16 In reflecting on emerging technologies, Calvert drew from the report published by the Nuffield Council on Bioethics in the United Kingdom. See Nuffield Council on Bioethics. Emerging Biotechnologies: Technology, Choice and the Public Good. London, December 2012, available at: http://nuffieldbioethics.org/wp-content/uploads/2014/07/Emerging_biotechnologies_full_report_web_0.pdf.
17 For this framework, Delborne cited Rowe, G., and L.J. Frewer. 2005. A typology of public engagement mechanisms. Science, Technology, & Human Values 30(2):251-290.
The workshop ended with an open discussion. Carlson observed that the differences in strategy and culture between China and the United States are being played out in the use of genetic technologies. He pointed out that the United States has no strategic plan for biology. You observed that, while the United States has a national bioeconomy blueprint, it does not have a roadmap for synthetic biology.
Participants raised questions about whether it is the most productive to examine the social and organizational questions coupled to technology development within a security framework. You remarked that, without an overarching roadmap or strategy for addressing innovation as well as security, entities like DHS and the FBI are “at wit’s end” because they are left with existing legal frameworks. He pointed out existing frameworks for biosecurity are focused on a Cold War–era definition of threats and that, while we can envision where innovation is leading (e.g., a growing bio-economy and systems biology data), current security measures are inadequate for dealing with the innovations we are witnessing.
DISCLAIMER: This Proceedings of a Workshop—in Brief was prepared by Anne-Marie Mazza and Steven Kendall as a factual summary of what occurred at the meeting. Linda Kahl provided technical assistance. The statements made are those of the rapporteurs or individual meeting participants and do not necessarily represent the views of all meeting participants, the planning committee, or the National Academies of Sciences, Engineering, and Medicine.

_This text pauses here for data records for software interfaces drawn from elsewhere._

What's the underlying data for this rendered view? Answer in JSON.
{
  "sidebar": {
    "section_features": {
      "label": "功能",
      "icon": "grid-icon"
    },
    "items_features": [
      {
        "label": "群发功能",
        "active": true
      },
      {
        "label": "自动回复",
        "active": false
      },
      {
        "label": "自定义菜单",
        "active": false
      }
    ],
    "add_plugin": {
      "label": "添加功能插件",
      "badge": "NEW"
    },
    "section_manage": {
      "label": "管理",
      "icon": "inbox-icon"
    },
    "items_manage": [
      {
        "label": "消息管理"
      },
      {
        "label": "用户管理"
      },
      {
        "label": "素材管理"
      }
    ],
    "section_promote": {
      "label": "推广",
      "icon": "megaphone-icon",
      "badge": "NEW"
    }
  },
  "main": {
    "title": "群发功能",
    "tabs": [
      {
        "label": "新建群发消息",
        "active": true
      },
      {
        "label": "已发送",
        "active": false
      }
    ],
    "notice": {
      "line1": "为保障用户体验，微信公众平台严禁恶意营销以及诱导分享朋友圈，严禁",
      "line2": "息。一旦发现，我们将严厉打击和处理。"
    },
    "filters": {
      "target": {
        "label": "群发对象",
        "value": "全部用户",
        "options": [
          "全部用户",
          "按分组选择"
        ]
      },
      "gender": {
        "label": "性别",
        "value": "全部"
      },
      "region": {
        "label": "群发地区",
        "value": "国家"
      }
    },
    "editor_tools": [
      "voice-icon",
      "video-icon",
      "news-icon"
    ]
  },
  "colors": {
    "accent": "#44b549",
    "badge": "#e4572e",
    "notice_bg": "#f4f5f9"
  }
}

PLANNING COMMITTEE ON CURRENT TRENDS IN SYNTHETIC BIOLOGY: A WORKSHOP: Jef D. Boeke (Chair), New York University Langone Medical Center; Drew Endy, Stanford University and The BioBricks Foundation; Henry T. Greely, Stanford University; Shobita Parthasarathy, University of Michigan; Darlene Solomon, Agilent Technologies. National Academies of Sciences, Engineering, and Medicine Staff: Anne-Marie Mazza, Senior Director, Committee on Science, Technology, and Law; Steven Kendall, Program Officer, Committee on Science, Technology, and Law; Karolina Konarzewska, Program Coordinator, Committee on Science, Technology, and Law.
To ensure that it meets institutional standards for quality and objectivity, this Proceedings of a Workshop—in Brief was reviewed in draft form by Gerald Epstein, White House Office of Science and Technology Policy; Barbara Evans, University of Houston; Karmella Haynes, Arizona State University; and Richard Murray, California Institute of Technology. The review comments and draft manuscript remain confidential to protect the integrity of the process.
SPONSORS: This workshop was supported by Agilent Technologies, the Federal Bureau of Investigation, and the U.S. Department of Homeland Security.
For additional information regarding this meeting, visit: http://sites.nationalacademies.org/PGA/stl/SynBio_Forum/index.htm.
Suggested citation: National Academies of Sciences, Engineering, and Medicine. 2016. Making the Living World Engineerable: Science, Practice, and Policy: Proceedings of a Workshop—in Brief. Washington, DC: The National Academies Press. doi: 10.17226/24656.
Committee on Science, Technology, and Law
Policy and Global Affairs
Copyright 2016 by the National Academy of Sciences. All rights reserved.